- [YOUR GOAL]: Search the material below for the word "profile". Copy every line that has it.

- [RECORD EXCERPTS]:
------------

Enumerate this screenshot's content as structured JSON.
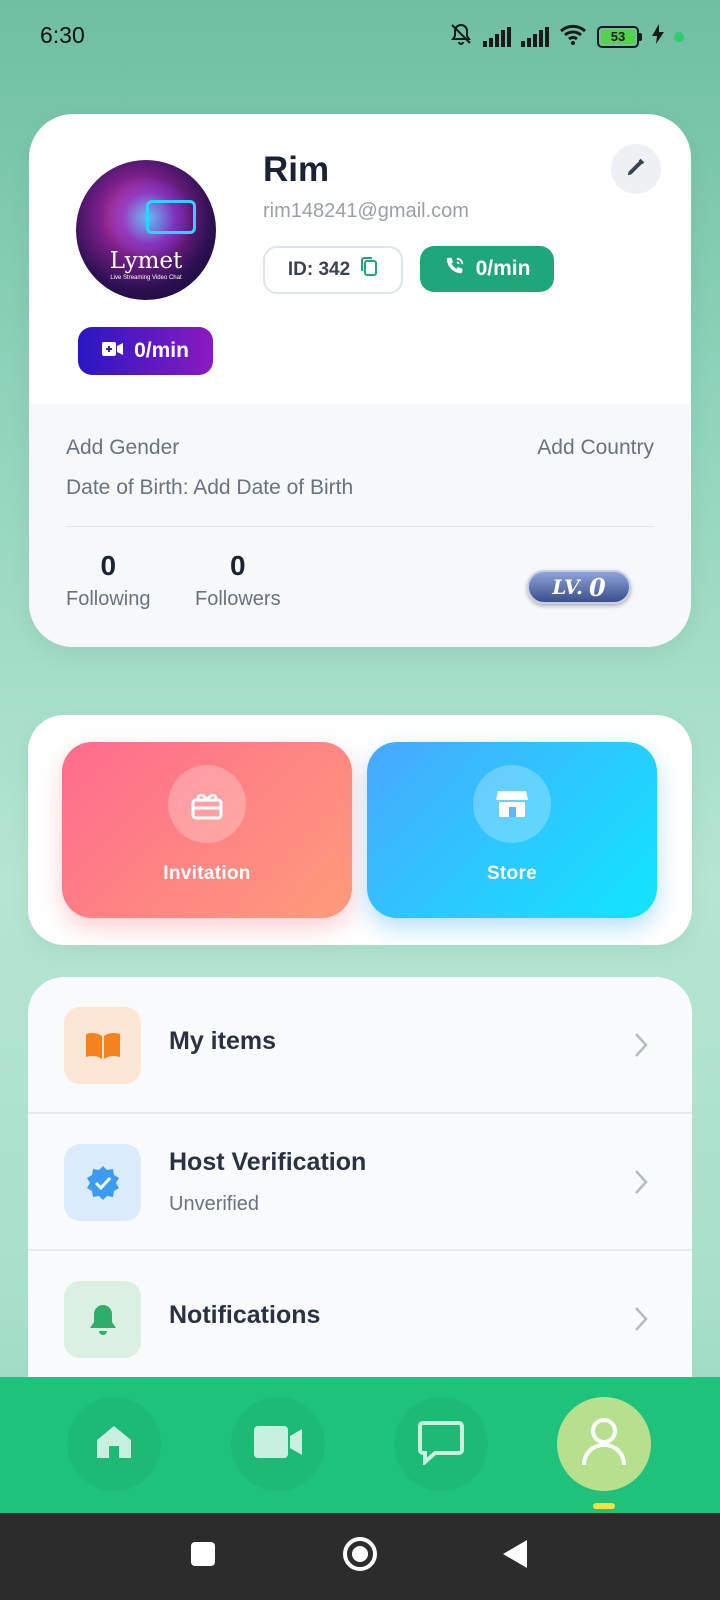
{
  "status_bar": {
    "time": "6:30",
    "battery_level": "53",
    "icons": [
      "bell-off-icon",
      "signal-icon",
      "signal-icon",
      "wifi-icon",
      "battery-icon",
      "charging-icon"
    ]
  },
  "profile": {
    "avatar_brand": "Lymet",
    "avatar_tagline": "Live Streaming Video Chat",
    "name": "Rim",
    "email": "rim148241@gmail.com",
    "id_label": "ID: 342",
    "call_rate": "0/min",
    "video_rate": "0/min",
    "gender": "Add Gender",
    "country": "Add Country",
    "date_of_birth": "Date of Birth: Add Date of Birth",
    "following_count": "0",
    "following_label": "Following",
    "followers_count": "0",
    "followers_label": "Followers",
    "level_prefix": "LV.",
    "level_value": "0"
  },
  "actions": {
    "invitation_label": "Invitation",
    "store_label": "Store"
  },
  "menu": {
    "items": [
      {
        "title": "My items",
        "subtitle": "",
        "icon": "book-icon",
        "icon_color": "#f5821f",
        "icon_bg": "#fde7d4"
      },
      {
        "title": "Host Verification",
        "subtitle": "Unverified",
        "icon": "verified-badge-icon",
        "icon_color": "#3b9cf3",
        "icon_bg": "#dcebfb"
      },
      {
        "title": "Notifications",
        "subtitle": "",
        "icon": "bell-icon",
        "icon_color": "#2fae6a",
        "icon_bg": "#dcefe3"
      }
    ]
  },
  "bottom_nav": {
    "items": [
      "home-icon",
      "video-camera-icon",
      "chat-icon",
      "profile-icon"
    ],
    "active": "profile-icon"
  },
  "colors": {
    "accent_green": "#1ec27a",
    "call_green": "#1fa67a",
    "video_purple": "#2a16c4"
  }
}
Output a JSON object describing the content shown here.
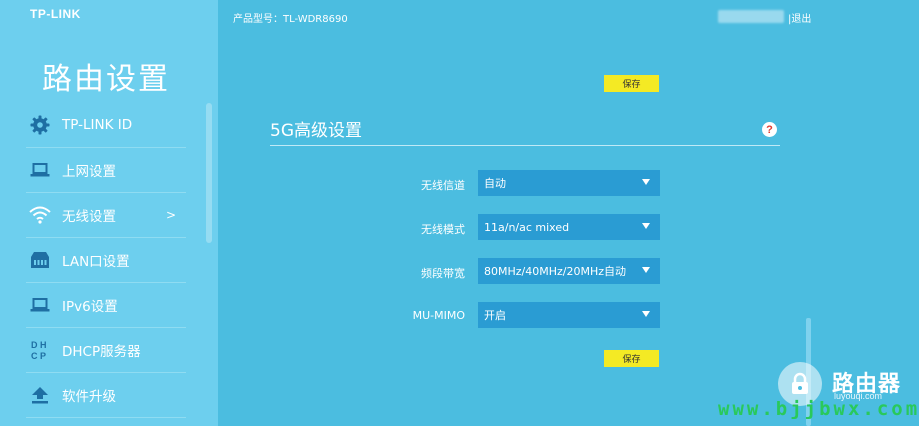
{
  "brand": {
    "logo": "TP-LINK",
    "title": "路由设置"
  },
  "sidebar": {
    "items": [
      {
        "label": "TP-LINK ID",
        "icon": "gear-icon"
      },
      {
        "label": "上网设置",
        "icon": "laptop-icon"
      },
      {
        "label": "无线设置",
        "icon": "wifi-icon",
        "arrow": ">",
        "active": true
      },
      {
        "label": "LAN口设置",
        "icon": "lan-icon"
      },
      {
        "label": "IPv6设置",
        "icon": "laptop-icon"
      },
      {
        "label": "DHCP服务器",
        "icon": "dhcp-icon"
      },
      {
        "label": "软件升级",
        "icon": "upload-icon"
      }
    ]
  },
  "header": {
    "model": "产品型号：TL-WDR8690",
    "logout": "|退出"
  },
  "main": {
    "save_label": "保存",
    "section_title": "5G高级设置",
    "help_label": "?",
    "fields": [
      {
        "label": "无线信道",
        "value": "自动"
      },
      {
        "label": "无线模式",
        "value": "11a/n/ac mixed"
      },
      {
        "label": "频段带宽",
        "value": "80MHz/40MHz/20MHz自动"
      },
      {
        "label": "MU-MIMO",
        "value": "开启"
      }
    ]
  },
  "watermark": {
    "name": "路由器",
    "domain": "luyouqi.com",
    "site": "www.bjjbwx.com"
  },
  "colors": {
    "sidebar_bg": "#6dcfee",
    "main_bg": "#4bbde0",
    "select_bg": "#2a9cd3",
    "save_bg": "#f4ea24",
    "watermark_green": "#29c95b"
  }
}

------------

- [SOLUTION FOR THIS TASK]:
  "profile": {
      "profile-icon"
    "active": "profile-icon"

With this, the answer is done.